All of the aforementioned refer to a large family of plants known botanically as Papaveraceae — literally “poppy family.” These plants have a worldwide distribution but favor subpolar to temperate latitudes with pronounced winters and poor soils in disturbed venues. All species are sun-loving and, with a few exceptions, are short-lived annuals that reproduce primarily through seeds. Flowers are exquisite: four to six oversized flaring petals with a delicate tissue-paper-thin and finely crinkled texture that’s reminiscent of silken fabric. Color is usually, but not always, brilliant red with a black base. Each flower produces an abundance of pollen that is considered pure gold by bees, an additional plus when bee populations seem to be in crisis and farmers are experiencing lower pollination of their commercial crops, including tree fruits and forage crops. Perhaps the agriculture community and vegetable gardeners alike should launch a new mantra: “Plant Poppies!”
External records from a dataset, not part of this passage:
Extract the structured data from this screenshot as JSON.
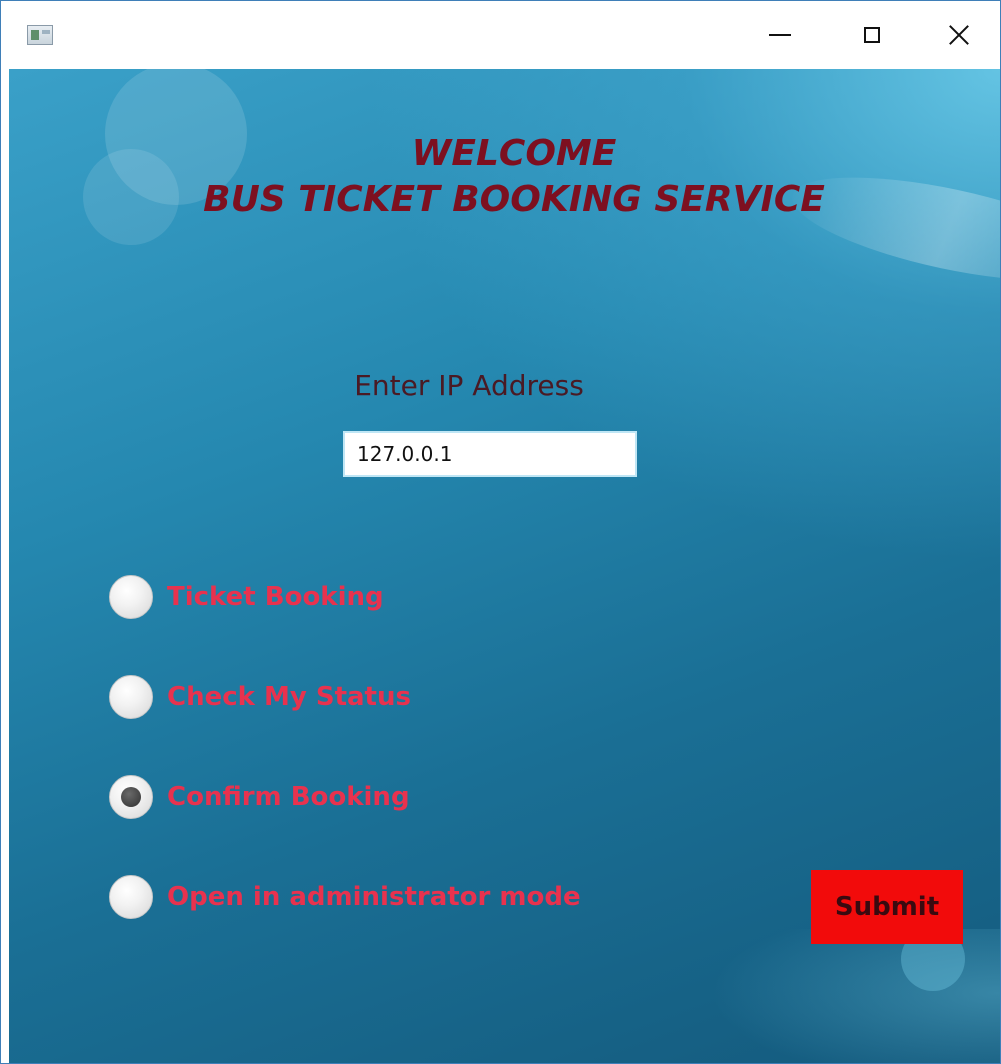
{
  "window": {
    "minimize_icon": "minimize-icon",
    "maximize_icon": "maximize-icon",
    "close_icon": "close-icon"
  },
  "heading": {
    "line1": "WELCOME",
    "line2": "BUS TICKET BOOKING SERVICE"
  },
  "ip": {
    "label": "Enter IP Address",
    "value": "127.0.0.1"
  },
  "options": [
    {
      "label": "Ticket Booking",
      "selected": false
    },
    {
      "label": "Check My Status",
      "selected": false
    },
    {
      "label": "Confirm Booking",
      "selected": true
    },
    {
      "label": "Open in administrator mode",
      "selected": false
    }
  ],
  "submit": {
    "label": "Submit"
  },
  "colors": {
    "heading": "#7d1020",
    "option_text": "#e8324e",
    "submit_bg": "#f20b0b",
    "background_accent": "#2588b0"
  }
}
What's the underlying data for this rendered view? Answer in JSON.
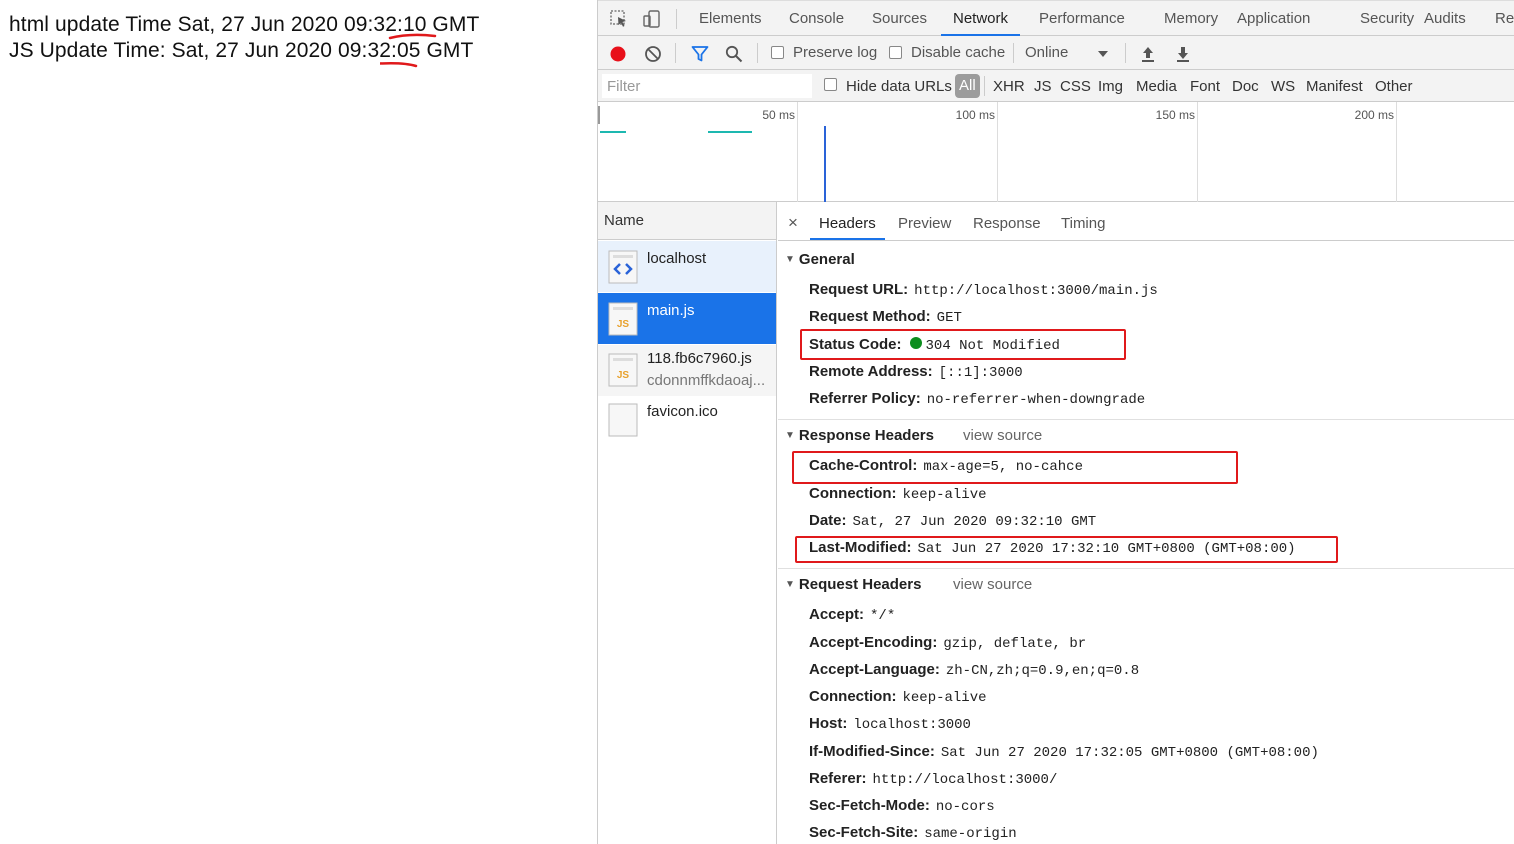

Of the nearly 200 species of plants referred to as “poppy,” only a few have commercial or ornamental value. Here are the most commonly cultivated varieties.

Field Poppy, Corn Poppy, Flanders Poppy, Corn Rose, Red Weed (Papaver rhoeas). With its thin, silky red petals and black centers, this species could easily serve as the archetype for the entire family. Furthermore, the corn poppy is a hardy species that is widespread throughout England and Europe, where the plants are regarded as an agriculture pest. The alternate name, “Flanders poppy,” is based on a poem penned by John McCrae, a Canadian physician and lieutenant colonel during World War I. The poem, written in 1915, is a solemn tribute to the victims of war. The title, “In Flanders Fields,” refers to the first line of the poem: “In Flanders fields the poppies blow.” The poem was inspired by the massive bloom of poppies observed at the fresh burial sites of soldiers in Flanders Fields, the generic name for military cemeteries in Flanders, Belgium. For decades, paper or plastic representations of these flowers have been created and distributed by the Veterans of Foreign Wars on Memorial Day in the United States and on Remembrance Day in Commonwealth countries — the so-called “Buddy Poppies.” As such, the red corn poppy has become the ubiquitous metaphor for the blood of fallen soldiers.

• Shirley Poppy. Because of the rankness of the corn poppy, a more ornamental cultivar was developed. In 1880, in the parish of Shirley (Croydon District) in England, the Rev. William Wilks developed such a variety. Respectfully named the Shirley Poppy, the genetic variant is robust with compacted fernlike leaves and is a prolific bloomer. Although red is still the dominant color, long-term genetic manipulations have developed a mixture of white and pastels — primarily pink and salmon — often on the same plant. Often, too, petals are augmented with white rims, and may or may not have black bases. Some variants feature fringed petals and even multipetals. Flowers of the Shirley poppy are fragrant — unusual for poppies — so they lend themselves to indoor flower arrangements. It is this Shirley cultivar that is marketed commercially for widespread use in garden landscapes throughout the world.

• Iceland Poppy, Arctic Poppy (Papaver nudicaule). Native to Iceland, northern Europe and northern Canada, this is the most cold-tolerant and heat-sensitive of all commercial poppies; plants usually expire before spring is fully under way. The plants are short with sparse, dainty, feathery leaves — no doubt, adaptations to their cold native habitats. Pure species have four paper-thin petals that are either white or yellow with clear/yellow centers. However, cultivars exhibit multicolored pastels. The colors, much like those of sweet peas, and a mild fragrance make Iceland poppies great in flower arrangements.

mother earth news fair 2018 schedule


Next: September 14-16, 2018
Seven Springs, PA

Sit in on dozens of practical workshops from the leading authorities on modern homesteading, animal husbandry, gardening, real food and more!